» What is needed
Every line of the data below that holds the string "watermark" needs to be reported.

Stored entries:
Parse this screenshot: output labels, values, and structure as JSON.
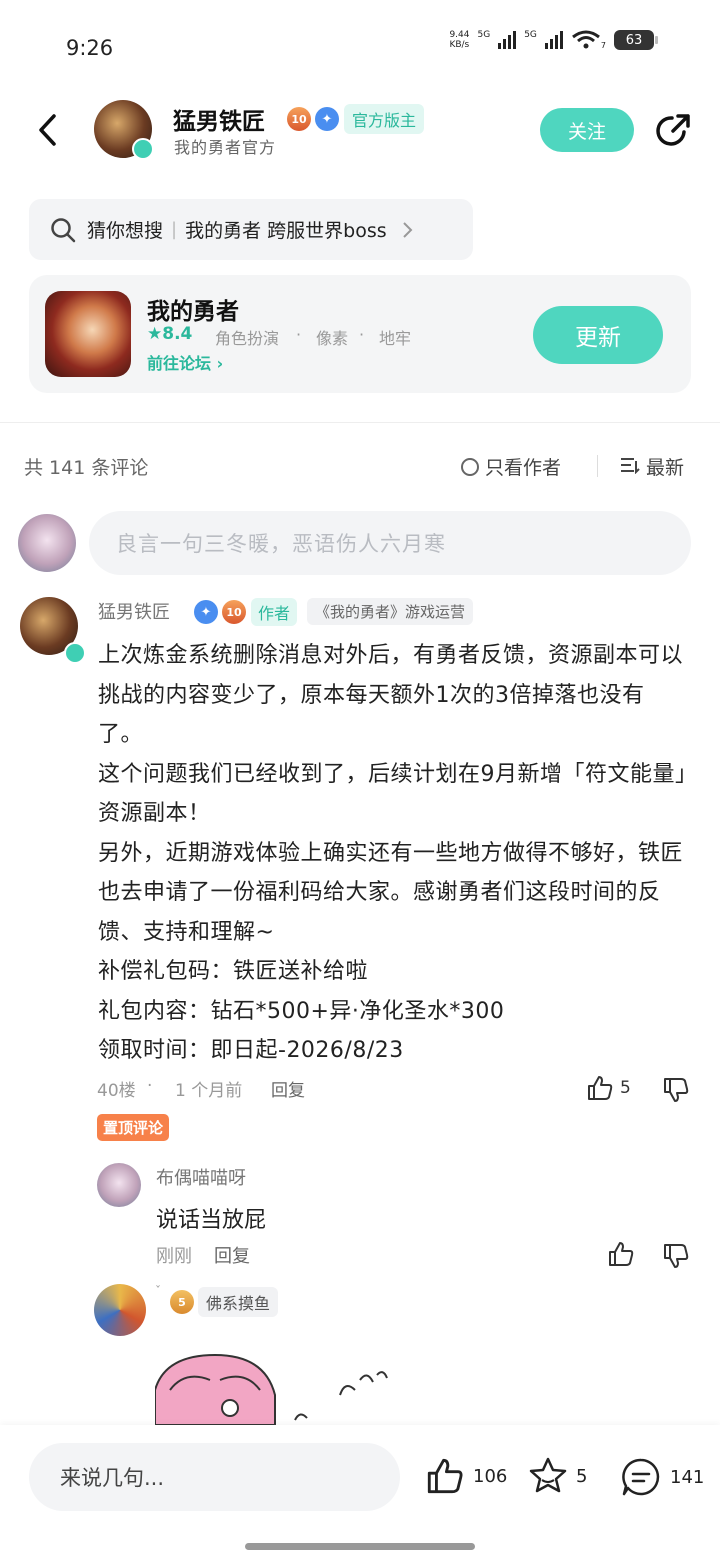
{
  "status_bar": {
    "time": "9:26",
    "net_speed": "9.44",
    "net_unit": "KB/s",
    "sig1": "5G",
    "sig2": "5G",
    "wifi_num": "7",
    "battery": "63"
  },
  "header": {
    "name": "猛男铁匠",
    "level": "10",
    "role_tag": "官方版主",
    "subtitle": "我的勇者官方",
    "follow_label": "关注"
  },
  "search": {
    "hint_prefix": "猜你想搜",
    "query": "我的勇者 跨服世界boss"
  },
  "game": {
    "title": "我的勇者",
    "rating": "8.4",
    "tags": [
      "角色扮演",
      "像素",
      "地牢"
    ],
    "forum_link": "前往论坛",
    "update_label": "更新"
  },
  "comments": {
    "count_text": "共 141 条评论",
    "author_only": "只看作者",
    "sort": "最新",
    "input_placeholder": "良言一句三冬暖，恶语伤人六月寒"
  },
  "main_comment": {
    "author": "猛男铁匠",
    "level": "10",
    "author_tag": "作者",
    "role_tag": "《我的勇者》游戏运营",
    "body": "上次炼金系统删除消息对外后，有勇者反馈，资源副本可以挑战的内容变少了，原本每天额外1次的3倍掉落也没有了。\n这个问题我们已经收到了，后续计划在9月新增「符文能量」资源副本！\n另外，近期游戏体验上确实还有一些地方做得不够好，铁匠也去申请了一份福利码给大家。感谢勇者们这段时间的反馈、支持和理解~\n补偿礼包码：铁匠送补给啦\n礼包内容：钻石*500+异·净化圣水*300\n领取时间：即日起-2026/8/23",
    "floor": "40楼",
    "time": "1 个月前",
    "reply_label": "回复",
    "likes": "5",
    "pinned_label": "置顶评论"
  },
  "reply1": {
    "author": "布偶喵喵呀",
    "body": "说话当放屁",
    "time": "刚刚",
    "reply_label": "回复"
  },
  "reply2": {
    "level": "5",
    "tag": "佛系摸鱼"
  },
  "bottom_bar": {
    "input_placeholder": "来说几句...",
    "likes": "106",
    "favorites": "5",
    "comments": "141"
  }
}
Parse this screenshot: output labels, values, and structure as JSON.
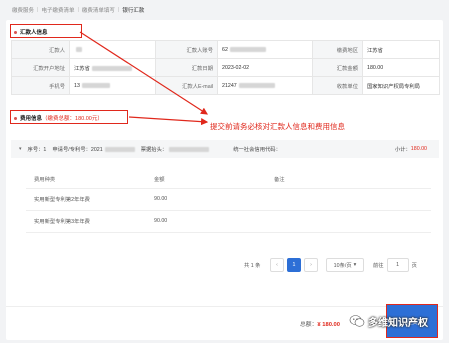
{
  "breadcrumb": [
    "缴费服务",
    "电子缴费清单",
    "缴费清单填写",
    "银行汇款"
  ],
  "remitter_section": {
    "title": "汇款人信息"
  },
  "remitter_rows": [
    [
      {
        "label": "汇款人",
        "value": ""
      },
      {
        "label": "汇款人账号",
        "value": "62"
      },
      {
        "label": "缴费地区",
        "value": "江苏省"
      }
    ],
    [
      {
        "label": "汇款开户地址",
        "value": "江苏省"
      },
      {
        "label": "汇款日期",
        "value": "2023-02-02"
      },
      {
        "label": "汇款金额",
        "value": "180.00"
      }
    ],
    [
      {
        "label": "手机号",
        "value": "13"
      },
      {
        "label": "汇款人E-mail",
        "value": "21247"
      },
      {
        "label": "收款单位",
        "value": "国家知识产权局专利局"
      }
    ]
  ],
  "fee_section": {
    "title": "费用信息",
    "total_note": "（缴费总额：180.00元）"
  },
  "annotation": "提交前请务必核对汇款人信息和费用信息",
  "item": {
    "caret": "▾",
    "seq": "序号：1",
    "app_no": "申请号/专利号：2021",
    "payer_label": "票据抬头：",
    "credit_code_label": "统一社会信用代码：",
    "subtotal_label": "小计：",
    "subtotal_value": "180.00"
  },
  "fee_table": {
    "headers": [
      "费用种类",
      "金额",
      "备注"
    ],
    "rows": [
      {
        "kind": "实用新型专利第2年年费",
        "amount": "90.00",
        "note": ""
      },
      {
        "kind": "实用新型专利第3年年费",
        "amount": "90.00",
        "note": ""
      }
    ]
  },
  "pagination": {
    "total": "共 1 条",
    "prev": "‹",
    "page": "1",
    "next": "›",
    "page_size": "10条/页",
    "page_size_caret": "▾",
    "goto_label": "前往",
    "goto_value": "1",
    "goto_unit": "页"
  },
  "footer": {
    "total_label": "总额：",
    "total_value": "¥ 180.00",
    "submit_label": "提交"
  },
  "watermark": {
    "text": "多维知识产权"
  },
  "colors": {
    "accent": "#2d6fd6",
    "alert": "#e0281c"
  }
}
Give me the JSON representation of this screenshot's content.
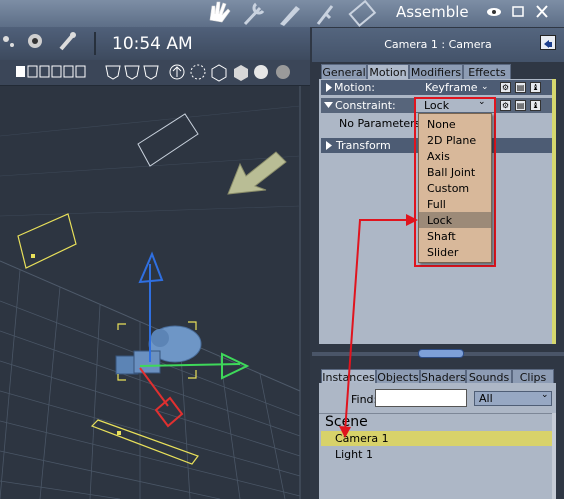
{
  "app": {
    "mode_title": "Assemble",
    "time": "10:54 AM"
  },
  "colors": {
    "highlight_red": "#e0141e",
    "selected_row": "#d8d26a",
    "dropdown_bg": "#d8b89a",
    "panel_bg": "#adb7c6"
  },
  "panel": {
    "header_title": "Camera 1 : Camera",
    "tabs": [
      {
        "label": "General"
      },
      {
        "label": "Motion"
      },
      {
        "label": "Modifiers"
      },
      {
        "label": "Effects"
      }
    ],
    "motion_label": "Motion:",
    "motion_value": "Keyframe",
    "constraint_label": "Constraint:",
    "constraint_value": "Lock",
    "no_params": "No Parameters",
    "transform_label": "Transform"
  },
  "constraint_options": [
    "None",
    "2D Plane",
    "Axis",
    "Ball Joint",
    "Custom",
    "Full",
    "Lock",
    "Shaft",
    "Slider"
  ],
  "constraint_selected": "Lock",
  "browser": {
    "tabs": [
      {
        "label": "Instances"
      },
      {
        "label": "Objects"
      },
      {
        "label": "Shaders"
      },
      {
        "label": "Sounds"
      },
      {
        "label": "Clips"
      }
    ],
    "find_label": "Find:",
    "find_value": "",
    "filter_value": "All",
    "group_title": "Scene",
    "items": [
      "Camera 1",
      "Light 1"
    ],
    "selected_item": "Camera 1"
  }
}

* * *

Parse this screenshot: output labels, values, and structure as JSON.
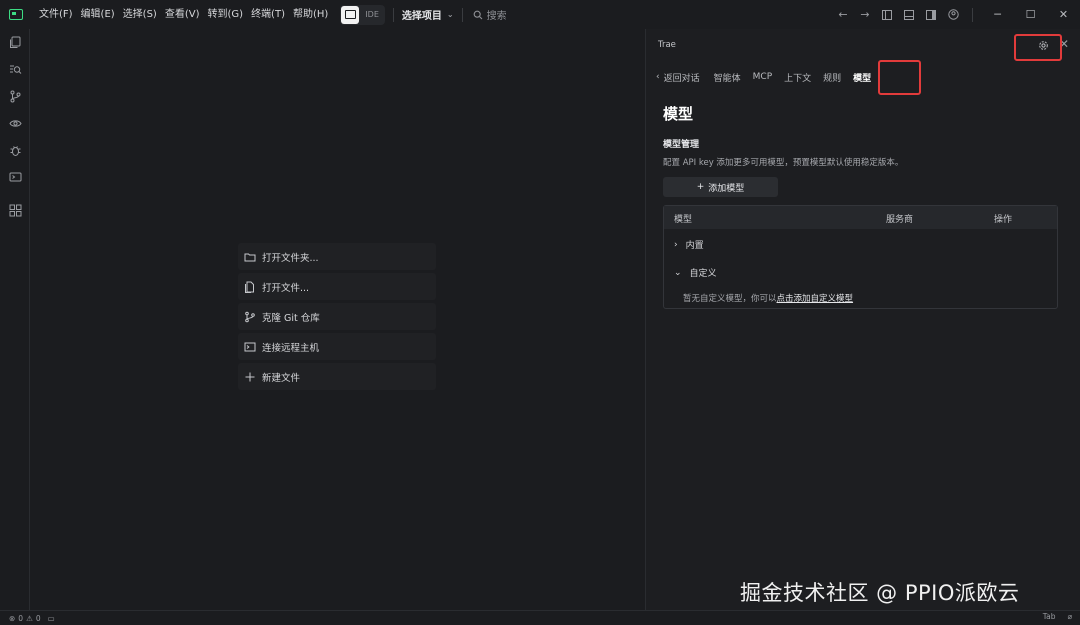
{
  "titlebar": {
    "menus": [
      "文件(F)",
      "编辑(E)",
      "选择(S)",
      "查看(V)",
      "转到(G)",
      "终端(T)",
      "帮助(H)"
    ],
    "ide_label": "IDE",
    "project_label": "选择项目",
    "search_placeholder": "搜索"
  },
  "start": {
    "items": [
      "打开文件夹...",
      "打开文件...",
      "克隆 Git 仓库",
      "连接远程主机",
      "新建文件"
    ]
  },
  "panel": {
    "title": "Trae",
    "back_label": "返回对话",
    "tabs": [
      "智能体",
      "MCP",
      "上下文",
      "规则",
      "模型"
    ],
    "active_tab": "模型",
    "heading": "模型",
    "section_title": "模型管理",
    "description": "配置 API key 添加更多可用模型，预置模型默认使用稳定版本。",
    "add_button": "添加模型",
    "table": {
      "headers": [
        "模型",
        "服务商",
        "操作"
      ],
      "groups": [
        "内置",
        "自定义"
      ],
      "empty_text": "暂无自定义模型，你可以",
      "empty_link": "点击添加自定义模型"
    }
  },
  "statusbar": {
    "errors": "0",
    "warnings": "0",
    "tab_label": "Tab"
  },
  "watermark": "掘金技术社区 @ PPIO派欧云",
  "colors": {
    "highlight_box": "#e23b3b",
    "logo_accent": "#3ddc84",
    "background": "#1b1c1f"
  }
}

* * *

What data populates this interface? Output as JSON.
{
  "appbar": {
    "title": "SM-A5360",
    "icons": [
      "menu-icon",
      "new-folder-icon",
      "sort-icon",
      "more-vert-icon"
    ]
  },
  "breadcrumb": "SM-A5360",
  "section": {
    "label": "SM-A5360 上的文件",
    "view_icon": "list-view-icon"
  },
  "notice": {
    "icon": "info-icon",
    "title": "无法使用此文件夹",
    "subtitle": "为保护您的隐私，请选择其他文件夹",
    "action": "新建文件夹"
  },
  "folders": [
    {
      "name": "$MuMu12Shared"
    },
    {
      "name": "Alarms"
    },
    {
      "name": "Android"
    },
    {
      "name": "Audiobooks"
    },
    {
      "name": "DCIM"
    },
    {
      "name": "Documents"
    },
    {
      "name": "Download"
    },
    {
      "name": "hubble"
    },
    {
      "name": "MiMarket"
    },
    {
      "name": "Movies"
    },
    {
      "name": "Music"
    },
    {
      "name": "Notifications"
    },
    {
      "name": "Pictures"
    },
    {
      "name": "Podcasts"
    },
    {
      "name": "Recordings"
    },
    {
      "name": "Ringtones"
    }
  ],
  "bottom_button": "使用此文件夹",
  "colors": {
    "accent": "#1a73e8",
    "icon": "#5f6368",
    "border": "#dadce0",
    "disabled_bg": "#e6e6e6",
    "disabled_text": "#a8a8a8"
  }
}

» Output
  "watermark": {
  "watermark": "掘金技术社区 @ PPIO派欧云",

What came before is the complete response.